— Armel Audet, via email
Answer: The text to which you refer is not likely a reference to sin, but refers, instead, to the proclamation of the Gospel. Jesus says, “Nothing is concealed that will not be revealed, nor secret that will not be known. What I say to you in the darkness, speak in the light; what you hear whispered, proclaim on the housetops” (Mt 10:26-27). Mark and Luke report the saying of Jesus in a similar context. Thus Jesus is telling the apostles that what he has taught them privately will one day be proclaimed to the whole world.
In Luke, Jesus tells them, “No one who lights a lamp conceals it with a vessel or sets it under a bed; rather, he places it on a lampstand so that those who enter may see the light” (Lk 8:16). Thus Jesus teaches them that he is kindling the light of truth in them, not to keep it hidden, but so that, when their formation is complete, they will reveal it to the world.
Many, hearing the verse you cite out of context, conclude as you do. Hearing of things “told in the dark,” “done in secret” or “whispered” conjures thoughts of sin. But the verse, read in context, is a reference to the more intimate and thorough formation the apostles received from Jesus. Though Jesus spoke to the crowds, it was often in parables and general ways. But in more private settings Jesus taught his apostles, often explaining his parables. For example, in Matthew’s Gospel we read: “Then, dismissing the crowds, he went into the house. His disciples approached him and said, ‘Explain to us the parable of the weeds in the field’” (Mt 13:36). And there are frequent references in the Gospels to this going aside for private instruction. But clearly Jesus was not just running a private club. He was preparing and forming the apostles for their mission to the ends of the earth.

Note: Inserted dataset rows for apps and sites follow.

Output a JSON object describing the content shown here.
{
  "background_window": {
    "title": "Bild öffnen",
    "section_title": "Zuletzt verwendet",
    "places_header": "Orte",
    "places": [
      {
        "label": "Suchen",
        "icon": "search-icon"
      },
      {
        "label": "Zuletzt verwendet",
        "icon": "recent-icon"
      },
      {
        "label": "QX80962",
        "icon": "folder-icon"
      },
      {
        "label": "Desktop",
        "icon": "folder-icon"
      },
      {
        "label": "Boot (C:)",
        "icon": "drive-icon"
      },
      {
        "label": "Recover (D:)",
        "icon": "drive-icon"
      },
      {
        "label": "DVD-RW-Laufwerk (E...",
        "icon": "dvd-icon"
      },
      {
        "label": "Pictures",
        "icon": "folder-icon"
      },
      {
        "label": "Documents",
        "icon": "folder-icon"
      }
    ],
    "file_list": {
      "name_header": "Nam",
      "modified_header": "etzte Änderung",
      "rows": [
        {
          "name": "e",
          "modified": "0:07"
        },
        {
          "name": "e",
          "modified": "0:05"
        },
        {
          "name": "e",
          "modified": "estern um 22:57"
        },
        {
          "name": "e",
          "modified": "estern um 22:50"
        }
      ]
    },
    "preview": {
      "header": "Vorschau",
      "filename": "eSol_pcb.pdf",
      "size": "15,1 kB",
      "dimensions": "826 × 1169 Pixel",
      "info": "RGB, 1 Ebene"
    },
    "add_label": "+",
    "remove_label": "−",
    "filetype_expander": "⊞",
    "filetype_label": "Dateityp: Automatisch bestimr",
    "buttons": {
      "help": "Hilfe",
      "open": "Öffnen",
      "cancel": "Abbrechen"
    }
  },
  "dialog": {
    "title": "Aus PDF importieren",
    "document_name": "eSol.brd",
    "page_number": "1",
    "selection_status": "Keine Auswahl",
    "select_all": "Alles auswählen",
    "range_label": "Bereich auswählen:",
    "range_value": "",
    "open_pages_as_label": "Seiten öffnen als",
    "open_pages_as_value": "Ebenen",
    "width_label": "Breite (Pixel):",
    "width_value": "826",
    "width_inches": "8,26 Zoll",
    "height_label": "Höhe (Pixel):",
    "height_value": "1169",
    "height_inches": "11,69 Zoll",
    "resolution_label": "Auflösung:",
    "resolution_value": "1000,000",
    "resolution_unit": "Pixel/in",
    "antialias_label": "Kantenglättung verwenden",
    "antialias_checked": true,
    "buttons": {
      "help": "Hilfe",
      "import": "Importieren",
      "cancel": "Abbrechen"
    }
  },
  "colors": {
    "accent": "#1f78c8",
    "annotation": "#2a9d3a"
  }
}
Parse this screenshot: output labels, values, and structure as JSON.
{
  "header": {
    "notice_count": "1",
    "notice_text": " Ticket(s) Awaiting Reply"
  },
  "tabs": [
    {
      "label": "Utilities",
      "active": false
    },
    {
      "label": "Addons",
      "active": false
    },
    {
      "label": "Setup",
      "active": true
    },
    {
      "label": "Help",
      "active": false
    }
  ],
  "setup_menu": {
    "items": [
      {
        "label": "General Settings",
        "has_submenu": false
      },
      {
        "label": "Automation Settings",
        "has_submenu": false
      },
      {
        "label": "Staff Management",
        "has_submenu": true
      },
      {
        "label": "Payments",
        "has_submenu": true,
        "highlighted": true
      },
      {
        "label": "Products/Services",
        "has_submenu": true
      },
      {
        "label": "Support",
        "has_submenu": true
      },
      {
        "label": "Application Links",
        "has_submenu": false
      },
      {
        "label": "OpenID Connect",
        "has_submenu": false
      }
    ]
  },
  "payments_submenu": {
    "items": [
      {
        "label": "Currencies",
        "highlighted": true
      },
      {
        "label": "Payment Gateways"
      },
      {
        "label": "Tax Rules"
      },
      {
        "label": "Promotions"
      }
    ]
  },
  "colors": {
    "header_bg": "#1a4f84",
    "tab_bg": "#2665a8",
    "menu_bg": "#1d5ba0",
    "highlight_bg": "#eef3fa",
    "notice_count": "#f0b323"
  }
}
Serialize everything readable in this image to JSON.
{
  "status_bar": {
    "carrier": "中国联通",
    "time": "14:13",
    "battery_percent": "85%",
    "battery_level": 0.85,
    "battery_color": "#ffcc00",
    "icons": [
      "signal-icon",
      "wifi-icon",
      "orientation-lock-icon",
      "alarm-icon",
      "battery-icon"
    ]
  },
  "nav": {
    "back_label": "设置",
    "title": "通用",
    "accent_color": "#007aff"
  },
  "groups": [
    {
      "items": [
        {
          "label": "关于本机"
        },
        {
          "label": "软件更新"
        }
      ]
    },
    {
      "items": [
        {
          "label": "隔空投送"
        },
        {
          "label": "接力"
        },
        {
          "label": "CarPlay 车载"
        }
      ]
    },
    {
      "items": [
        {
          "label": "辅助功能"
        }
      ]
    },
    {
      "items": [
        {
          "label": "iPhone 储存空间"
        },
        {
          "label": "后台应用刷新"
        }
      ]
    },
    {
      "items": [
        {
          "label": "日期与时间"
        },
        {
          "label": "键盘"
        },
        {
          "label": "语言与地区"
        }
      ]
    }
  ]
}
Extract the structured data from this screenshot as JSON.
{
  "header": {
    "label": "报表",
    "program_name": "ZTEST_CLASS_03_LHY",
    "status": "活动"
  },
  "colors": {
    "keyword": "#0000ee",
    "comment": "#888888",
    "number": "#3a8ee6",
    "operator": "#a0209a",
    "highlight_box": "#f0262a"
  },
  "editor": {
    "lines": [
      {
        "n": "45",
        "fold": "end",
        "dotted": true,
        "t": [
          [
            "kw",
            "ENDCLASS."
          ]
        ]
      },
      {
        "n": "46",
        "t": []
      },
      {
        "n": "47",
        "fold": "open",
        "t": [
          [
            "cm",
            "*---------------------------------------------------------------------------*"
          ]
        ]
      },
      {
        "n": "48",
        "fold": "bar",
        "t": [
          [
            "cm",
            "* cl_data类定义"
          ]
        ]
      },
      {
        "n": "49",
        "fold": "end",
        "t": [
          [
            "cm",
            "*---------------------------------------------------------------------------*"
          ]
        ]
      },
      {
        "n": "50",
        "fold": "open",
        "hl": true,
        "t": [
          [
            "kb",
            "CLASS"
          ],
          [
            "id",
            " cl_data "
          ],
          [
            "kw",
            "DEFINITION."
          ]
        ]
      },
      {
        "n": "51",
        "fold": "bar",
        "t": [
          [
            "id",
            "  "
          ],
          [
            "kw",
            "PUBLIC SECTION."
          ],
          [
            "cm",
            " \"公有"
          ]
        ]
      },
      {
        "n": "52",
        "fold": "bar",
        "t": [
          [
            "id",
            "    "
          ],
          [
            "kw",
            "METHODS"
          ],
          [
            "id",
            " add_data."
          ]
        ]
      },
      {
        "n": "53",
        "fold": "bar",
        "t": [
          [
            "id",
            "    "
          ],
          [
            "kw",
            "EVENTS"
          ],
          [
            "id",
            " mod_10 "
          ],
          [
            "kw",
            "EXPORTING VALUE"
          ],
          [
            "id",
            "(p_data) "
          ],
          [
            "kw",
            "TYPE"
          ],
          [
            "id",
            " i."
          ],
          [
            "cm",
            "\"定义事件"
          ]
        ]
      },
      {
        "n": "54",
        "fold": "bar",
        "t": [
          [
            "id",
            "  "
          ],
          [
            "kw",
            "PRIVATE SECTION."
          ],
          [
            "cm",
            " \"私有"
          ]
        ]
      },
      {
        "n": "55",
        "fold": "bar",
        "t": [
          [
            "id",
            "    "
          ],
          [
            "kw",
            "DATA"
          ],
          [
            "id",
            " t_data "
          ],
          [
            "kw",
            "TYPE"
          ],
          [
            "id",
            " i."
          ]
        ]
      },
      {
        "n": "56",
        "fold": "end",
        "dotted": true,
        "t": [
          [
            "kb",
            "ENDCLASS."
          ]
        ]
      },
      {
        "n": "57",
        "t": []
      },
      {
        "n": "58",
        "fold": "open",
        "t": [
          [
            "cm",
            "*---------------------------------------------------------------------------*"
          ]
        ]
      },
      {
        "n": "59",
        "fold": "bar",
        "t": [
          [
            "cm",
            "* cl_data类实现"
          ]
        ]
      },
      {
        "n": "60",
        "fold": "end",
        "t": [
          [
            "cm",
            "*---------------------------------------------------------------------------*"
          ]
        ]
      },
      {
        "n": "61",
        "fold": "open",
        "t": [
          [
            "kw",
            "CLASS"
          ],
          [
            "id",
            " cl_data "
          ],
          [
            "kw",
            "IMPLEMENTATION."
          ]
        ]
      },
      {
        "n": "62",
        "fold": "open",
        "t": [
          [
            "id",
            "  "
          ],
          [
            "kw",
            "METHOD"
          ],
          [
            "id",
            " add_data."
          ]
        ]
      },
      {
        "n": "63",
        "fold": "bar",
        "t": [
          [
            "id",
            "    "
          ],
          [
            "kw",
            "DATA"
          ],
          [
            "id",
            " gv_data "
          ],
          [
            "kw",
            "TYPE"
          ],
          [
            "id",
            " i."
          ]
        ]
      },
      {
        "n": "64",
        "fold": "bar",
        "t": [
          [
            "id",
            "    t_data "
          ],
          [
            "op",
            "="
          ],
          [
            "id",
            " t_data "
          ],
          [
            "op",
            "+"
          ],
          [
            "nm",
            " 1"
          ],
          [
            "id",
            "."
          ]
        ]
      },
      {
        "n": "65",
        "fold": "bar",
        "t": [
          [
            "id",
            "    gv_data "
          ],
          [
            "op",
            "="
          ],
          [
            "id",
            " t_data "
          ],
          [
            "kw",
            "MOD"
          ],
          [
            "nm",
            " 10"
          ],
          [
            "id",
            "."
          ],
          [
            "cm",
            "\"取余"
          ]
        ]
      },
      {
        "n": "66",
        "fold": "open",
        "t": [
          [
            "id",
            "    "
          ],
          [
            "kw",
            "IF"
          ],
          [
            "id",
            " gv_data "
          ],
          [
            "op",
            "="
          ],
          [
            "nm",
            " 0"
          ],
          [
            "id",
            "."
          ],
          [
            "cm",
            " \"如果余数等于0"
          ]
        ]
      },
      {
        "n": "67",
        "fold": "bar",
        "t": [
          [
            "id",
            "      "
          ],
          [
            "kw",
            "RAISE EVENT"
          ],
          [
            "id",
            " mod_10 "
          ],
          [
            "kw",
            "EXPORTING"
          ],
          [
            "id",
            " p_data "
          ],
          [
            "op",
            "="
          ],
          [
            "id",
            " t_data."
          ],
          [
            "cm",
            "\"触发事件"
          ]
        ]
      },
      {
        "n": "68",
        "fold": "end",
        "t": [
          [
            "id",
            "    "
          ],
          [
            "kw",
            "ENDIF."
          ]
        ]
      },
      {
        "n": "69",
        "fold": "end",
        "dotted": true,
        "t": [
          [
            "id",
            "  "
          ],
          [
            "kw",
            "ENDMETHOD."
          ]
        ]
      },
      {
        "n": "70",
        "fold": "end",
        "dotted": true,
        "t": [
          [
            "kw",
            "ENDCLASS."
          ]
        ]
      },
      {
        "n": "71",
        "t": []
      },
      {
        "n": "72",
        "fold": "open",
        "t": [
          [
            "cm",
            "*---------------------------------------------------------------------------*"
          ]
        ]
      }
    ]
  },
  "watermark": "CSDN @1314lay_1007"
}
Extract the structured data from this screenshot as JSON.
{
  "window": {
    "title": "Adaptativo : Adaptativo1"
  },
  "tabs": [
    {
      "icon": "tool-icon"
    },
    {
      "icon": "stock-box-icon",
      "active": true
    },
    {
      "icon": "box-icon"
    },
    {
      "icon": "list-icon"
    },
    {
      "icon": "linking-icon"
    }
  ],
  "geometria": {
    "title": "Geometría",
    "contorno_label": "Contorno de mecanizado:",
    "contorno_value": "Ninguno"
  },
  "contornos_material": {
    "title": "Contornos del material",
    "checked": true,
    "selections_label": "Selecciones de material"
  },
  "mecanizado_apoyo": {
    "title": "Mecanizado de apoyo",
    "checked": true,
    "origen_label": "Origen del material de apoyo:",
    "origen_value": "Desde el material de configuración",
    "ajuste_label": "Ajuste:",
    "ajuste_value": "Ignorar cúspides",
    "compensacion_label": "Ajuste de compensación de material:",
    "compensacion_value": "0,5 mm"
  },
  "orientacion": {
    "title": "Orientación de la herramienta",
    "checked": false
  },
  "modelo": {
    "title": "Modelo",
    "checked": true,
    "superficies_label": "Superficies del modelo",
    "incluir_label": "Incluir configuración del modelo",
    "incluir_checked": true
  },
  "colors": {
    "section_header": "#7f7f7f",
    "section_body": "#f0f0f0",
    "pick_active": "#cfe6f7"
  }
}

As for sins being disclosed in complete detail, there are different opinions. It seems unlikely that every detail of everyone’s life will be made known. The Last Judgment is of a general nature, involving not just people, but nations, philosophies and so forth. Exacting details are more likely in one’s personal judgment before Christ.
Question: The offertory at Sunday Masses is a very distracting moment. Collections are being taken, ushers moving about, singing is going on, etc. But focus should be on the offertory prayers. Can you comment on this?
— Phyllis Eckert, via email
Answer: The norms of the Church foresee that the offertory is a time of transition where gifts are collected and prepared. The taking of a collection, the procession with and preparation of the bread and wine along with the singing of an offertory chant or song are ancient practices. In more modern times, where money is used as a way of making an offering, it is suitable to collect the money at this time and bring it forth as a sign of our sacrificial offerings.
It is clear that you prefer a less distracted time to focus on the actions of the priest. But liturgical norms permit that these other things take place that are also important and legitimate. The priest, meanwhile, is preparing the offering and presenting it on our behalf. At the “Pray Brethren” he refocuses us and asked our assent in the offerings that have been made and prepared.
Msgr. Charles Pope is the pastor of Holy Comforter-St. Cyprian in Washington, D.C., and writes for the Archdiocese of Washington, D.C., blog at blog.adw.org. Send questions to email@example.com.